In a strange sort of economy of scale, there is proportionally more that can go wrong in a single minute of play than in the macro view of a series or a playoff run—every touch is a disaster in waiting, every decision laden with risk, and with none of the flattening effect of a larger sample size. As the desperate Canadiens peppered the Lightning net with shots—or merely tried to, thanks to some nifty shot-blocking and aggressive stickwork—there were any number of instances where a single decision or deflection could have gone differently than it did. Andrei Vasilevskiy was credited with three saves within 23 seconds during this sequence, and any one of those could easily have been a goal. In a 1-0 game, that would have meant overtime, and who knows what then? Or what might’ve happened in a series that could then just as easily have become 3-2? Each minute rests on a knife’s edge. There were 1,397 minutes just like that in this Lightning playoff run. To avert microdisaster that many times—not every time, but often enough to win—is an extended, hard-won triumph. It is every bit as difficult to keep things from going wrong as it is to do them right.

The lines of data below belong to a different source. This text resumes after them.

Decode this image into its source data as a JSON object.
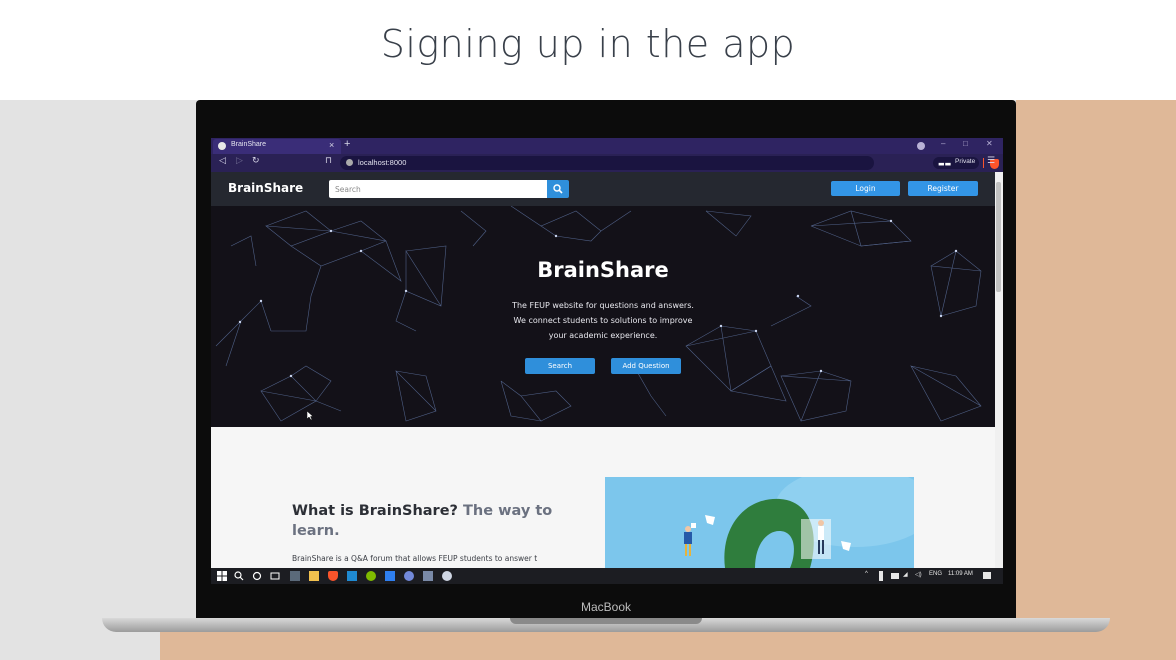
{
  "slide": {
    "title": "Signing up in the app"
  },
  "device": {
    "label": "MacBook"
  },
  "browser": {
    "tab_title": "BrainShare",
    "tab_close": "×",
    "new_tab": "+",
    "url": "localhost:8000",
    "private_label": "Private"
  },
  "site": {
    "brand": "BrainShare",
    "search_placeholder": "Search",
    "login_label": "Login",
    "register_label": "Register"
  },
  "hero": {
    "title": "BrainShare",
    "subtitle_lines": [
      "The FEUP website for questions and answers.",
      "We connect students to solutions to improve",
      "your academic experience."
    ],
    "search_button": "Search",
    "add_question_button": "Add Question"
  },
  "about": {
    "heading_main": "What is BrainShare?",
    "heading_accent": "The way to learn.",
    "paragraph": "BrainShare is a Q&A forum that allows FEUP students to answer t"
  },
  "taskbar": {
    "language": "ENG",
    "time": "11:09 AM"
  },
  "colors": {
    "accent_blue": "#2f8fdb",
    "nav_bg": "#252830",
    "hero_bg": "#131118",
    "browser_purple": "#2f2462"
  }
}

And to do it two years in a row? There is a reason why, in the cap era, just one other team has gone back-to-back, and it’s not that the Capitals or Bruins or Blackhawks or Kings weren’t good enough. Instead it’s more accurate to say these Lightning were great enough.

These were not a normal two years, mind you.

“COVID, going in the bubble for 60-plus days, starting the year with COVID, no fans, having a shortened season, basically, then bouncing back after we won the Cup two months later, then starting the season again with 56 games, and it’s back-to-backs every other day, it takes a lot,” Pat Maroon said.

The two COVID seasons—and make no mistake, there were two—offered challenges to be faced by every team and overcome by few. In the bubble, there were teams that very clearly just wanted to go home and see their families. Through the grind of this compressed season, there were contenders that wilted or failed to maintain a barely sustainable level of focus. The Lightning, with the veteran savvy of a team that has earned its self-confidence, did not go all-out in either regular season, but were able to flip the switch when it counted. That ability to turn it on almost at will is a rare and valuable one. And it’s an ability that’s not god-given, but rather hard-won.

It’s hard! All of this, everything the Lightning have done, and done with such competence as to make it appear straightforward and destined, is extremely hard! “It’s so hard to win the Stanley Cup,” Steven Stamkos said. “And then you do it two years in a row, you deserve to go down in history.”

That he even needs to say it speaks to the deceptive nature of greatness. There comes a point in every dynasty where coronation feels so inexorable as to seem pedestrian. For a fan, it can take an effort—a worthwhile one—to remember that a ho-hum series like this Final was only a mismatch because the Lightning were a juggernaut. But “unstoppable”? No. No team is unstoppable. Tampa was merely unstopped, a more realistic and more profound compliment. The highest tribute you can pay to the Lightning is that they made something so hard look so easy.